WASHINGTON – Jobless benefit claims eased marginally in the United States last week, the Labor Department reported Thursday.
The world’s biggest economy is on a path toward recovery from the coronavirus pandemic, but even so, 411,000 newly laid-off workers filed for unemployment compensation last week, down 7,000 from the revised figure of the week before, the agency said.
It was the second straight week that the weekly figure topped 400,000, and the number remains well above the weekly average of less than 300,000 in 2019 before the pandemic swept into the U.S. in March 2020.
State governors and municipal officials have been ending coronavirus restrictions, in many cases allowing businesses for the first time in a year to completely reopen to customers. That could lead to more hiring of workers.
More than 56% of U.S. adults have now been fully vaccinated against the coronavirus, boosting the economic recovery, although the pace of inoculations has dropped markedly from its peak several weeks ago.
Officials in many states are now offering a variety of incentives to entice the unvaccinated to get inoculated, including entry into lucrative lotteries for cash and free college tuition.

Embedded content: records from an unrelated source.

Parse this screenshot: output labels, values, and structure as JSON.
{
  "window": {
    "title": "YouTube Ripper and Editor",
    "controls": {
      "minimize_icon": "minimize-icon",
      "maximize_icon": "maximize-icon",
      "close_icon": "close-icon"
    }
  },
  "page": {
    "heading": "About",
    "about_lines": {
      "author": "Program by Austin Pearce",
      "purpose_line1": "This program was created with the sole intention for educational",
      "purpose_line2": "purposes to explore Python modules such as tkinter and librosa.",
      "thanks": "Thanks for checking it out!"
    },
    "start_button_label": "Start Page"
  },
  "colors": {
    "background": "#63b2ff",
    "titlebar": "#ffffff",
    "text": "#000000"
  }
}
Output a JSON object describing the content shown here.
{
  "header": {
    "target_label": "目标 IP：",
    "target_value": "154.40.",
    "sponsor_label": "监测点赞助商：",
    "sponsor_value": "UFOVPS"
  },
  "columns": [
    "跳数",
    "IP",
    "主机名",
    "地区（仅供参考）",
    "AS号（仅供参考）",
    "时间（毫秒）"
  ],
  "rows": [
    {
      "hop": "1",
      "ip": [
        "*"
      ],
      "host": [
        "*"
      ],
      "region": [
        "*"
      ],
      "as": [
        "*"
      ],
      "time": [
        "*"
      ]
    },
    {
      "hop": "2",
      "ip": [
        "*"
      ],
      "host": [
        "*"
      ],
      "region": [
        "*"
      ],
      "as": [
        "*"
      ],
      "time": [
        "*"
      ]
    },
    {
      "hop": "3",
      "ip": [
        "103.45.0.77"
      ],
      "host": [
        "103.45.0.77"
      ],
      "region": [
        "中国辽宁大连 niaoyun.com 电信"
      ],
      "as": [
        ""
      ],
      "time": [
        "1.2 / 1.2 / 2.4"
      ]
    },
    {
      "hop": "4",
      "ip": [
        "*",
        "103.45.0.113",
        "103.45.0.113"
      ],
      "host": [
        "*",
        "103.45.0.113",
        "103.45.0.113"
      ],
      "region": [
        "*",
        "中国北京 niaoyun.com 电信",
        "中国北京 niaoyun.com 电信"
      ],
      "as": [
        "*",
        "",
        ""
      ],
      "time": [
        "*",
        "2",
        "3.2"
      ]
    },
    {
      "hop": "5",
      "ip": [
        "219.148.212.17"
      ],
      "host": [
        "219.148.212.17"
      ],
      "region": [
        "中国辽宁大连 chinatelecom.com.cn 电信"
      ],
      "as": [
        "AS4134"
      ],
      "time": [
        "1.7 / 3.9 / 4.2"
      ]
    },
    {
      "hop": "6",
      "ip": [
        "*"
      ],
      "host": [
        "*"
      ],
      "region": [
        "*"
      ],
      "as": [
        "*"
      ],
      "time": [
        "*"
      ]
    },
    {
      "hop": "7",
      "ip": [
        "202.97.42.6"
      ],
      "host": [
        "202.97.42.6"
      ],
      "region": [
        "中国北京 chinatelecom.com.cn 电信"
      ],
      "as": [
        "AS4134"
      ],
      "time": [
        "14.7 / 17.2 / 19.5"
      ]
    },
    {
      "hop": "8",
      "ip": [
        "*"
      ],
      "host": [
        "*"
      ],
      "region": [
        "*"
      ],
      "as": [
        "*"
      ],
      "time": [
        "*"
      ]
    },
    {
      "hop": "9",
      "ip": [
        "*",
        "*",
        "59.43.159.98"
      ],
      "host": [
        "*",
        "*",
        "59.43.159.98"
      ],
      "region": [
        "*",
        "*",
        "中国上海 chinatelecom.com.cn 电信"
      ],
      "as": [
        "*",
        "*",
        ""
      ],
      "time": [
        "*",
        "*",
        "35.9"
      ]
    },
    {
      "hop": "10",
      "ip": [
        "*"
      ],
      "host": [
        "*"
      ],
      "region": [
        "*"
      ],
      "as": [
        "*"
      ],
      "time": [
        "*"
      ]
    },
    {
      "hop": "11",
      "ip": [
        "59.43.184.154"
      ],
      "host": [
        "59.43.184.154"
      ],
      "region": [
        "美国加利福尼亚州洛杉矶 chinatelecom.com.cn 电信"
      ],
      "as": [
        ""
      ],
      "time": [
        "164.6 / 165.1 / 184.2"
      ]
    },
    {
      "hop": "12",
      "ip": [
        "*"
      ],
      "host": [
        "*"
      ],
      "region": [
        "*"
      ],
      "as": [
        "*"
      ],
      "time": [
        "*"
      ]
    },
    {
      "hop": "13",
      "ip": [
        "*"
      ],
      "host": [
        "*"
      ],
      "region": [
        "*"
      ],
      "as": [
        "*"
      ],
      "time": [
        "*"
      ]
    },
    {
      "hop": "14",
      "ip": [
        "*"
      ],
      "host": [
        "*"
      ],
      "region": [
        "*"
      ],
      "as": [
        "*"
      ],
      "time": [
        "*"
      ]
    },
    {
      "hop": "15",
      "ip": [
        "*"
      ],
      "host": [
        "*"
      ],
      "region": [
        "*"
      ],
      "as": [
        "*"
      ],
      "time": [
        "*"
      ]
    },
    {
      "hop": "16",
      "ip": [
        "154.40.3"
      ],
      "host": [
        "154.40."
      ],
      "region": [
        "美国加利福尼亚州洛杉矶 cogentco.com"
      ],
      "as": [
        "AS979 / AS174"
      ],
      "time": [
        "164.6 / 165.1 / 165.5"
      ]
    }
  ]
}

Still, the White House said this week it does not expect that the U.S. will meet President Joe Biden’s goal of 70% of adult Americans with at least one vaccination by the Independence Day holiday on July 4. The figure now stands shy of that at 65.6%.
The U.S. added 559,000 jobs in May, more than twice the 266,000 in April. Still, about 9.3 million people remain unemployed in the U.S., according to the government.
Federal Reserve Chairman Jerome Powell told Congress this week that the U.S. economy continues to show “sustained improvement” with ongoing increases in the number of available jobs. But he voiced concern that the recovery remains uneven, with joblessness hurting lower-wage workers, Blacks and Hispanics the most.
Powell predicted that jobs gains “should pick up in coming months.”
With the business reopenings, many employers are reporting a shortage of workers, particularly for low-wage jobs such as restaurant servers and retail clerks.
Many businesses complain they are unable to find enough applicants for the openings. The jobless rate fell to 5.8% in May, still higher than the 3.5% rate in March 2020 before the pandemic was declared.
The federal government approved sending $300-a-week supplemental unemployment benefits to jobless workers through early September on top of less generous state-by-state payments.
But at least 25 of the 50 states, all led by Republican governors, have started ending participation in the federal payments program, contending that the stipends let workers make more money than they would by returning to work and thus are hurting the recovery by not filling available job openings.
Some economists say, however, other factors prevent people from returning to work, such as lack of child care or fear of contracting the coronavirus.
The economic picture in the U.S. has advanced as money from Biden’s $1.9 trillion coronavirus relief package filters through the economy. The measure has likely boosted consumer spending, as millions of Americans, all but the highest wage earners, are now receiving $1,400 stimulus checks from the government or have already been sent the extra cash.
With more money in their wallets and more people vaccinated, Americans are venturing back to some sense of normalcy, going out to restaurants and spending money on items they had not purchased for a year.
Biden is proposing an additional $4 trillion in government spending on infrastructure repairs and assistance for children and families, but the overall package has been met with stiff resistance from Republicans.
The fate of the proposals in the politically divided Congress remains uncertain, but a group of 10 centrist Republican and Democratic U.S. senators appears to have reached a tentative infrastructure deal with the White House, and Biden is set to discuss it with them on Thursday.
Biden’s other spending proposals remain in limbo.
Originally Appeared Here